Model of the Wanganui Central Post Office at 62 Ridgway Street, photographed before construction was completed. Photo / Supplied
Model of the Wanganui Central Post Office at 62 Ridgway Street, photographed before construction was completed. Photo / Supplied

The photographs are an important record of the development of the Whanganui townscape. The 1939 photographs were taken by local business man Frank Haddow Bethwaite.

The same locations were photographed in 2007 by local photographer Beverley Sinclair. The two sets of images are juxtaposed in the exhibition SNAP! Exploring the changing face of Whanganui.

Whanganui is well known for its heritage buildings, many having been built of unreinforced masonry during the reasonably prosperous 1920s, before the Napier earthquake prompted an architectural rethink of building design and materials.

The more recent earthquakes in Canterbury and Kaikōura prompted a further "shake-up" of building standards. The cost of seismically strengthening a large building such as the Museum is much less costly than a complete rebuild. For some owners of private buildings, however, the economic viability of retaining earthquake-prone masonry buildings might not be realistic.

Many grand old buildings photographed in 1939 have long since disappeared. Others remain, but like the former Post Office, have outlived their original purpose and are now used for something else.

The Museum is a great example of an old 1928 masonry building that, with the 1968 extension and contemporary seismic strengthening, is still fit for purpose.

In another few months, the Museum on Watt Street will reopen and visitors can safely enjoy a completed refurbished interior that retains the character of both eras. In the meantime, come and visit the temporary Museum at 62 Ridgway Street, in the old Post Office building. Wander round SNAP! and get a fascinating glimpse at how the city of Whanganui has changed during the last 80 years.

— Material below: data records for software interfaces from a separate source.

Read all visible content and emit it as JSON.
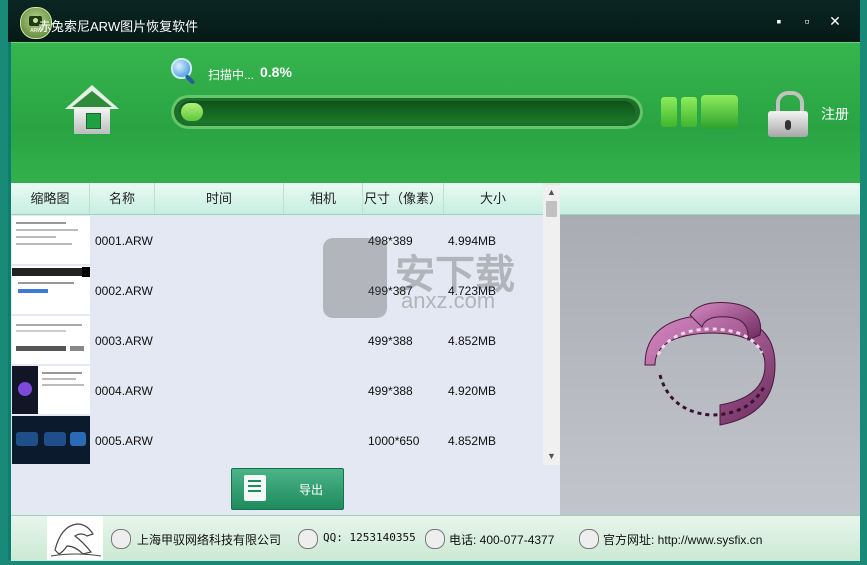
{
  "window": {
    "title": "赤兔索尼ARW图片恢复软件",
    "app_icon": "camera-logo-icon",
    "controls": {
      "minimize": "▪",
      "maximize": "▫",
      "close": "✕"
    }
  },
  "header": {
    "home_icon": "home-icon",
    "scan": {
      "label": "扫描中...",
      "percent_text": "0.8%",
      "progress": 0.008
    },
    "register_label": "注册",
    "colors": {
      "header_green": "#2aa443",
      "progress_fill": "#8fe35a"
    }
  },
  "table": {
    "columns": [
      "缩略图",
      "名称",
      "时间",
      "相机",
      "尺寸（像素）",
      "大小"
    ],
    "rows": [
      {
        "name": "0001.ARW",
        "time": "",
        "camera": "",
        "size_px": "498*389",
        "size": "4.994MB"
      },
      {
        "name": "0002.ARW",
        "time": "",
        "camera": "",
        "size_px": "499*387",
        "size": "4.723MB"
      },
      {
        "name": "0003.ARW",
        "time": "",
        "camera": "",
        "size_px": "499*388",
        "size": "4.852MB"
      },
      {
        "name": "0004.ARW",
        "time": "",
        "camera": "",
        "size_px": "499*388",
        "size": "4.920MB"
      },
      {
        "name": "0005.ARW",
        "time": "",
        "camera": "",
        "size_px": "1000*650",
        "size": "4.852MB"
      }
    ]
  },
  "export_label": "导出",
  "watermark": {
    "text_cn": "安下载",
    "text_en": "anxz.com"
  },
  "footer": {
    "company": "上海甲驭网络科技有限公司",
    "qq": "QQ: 1253140355",
    "phone": "电话: 400-077-4377",
    "website": "官方网址: http://www.sysfix.cn"
  }
}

Margie Beautrais is the Educator and Team Leader of Education and Life-Long learning at Whanganui Regional Museum.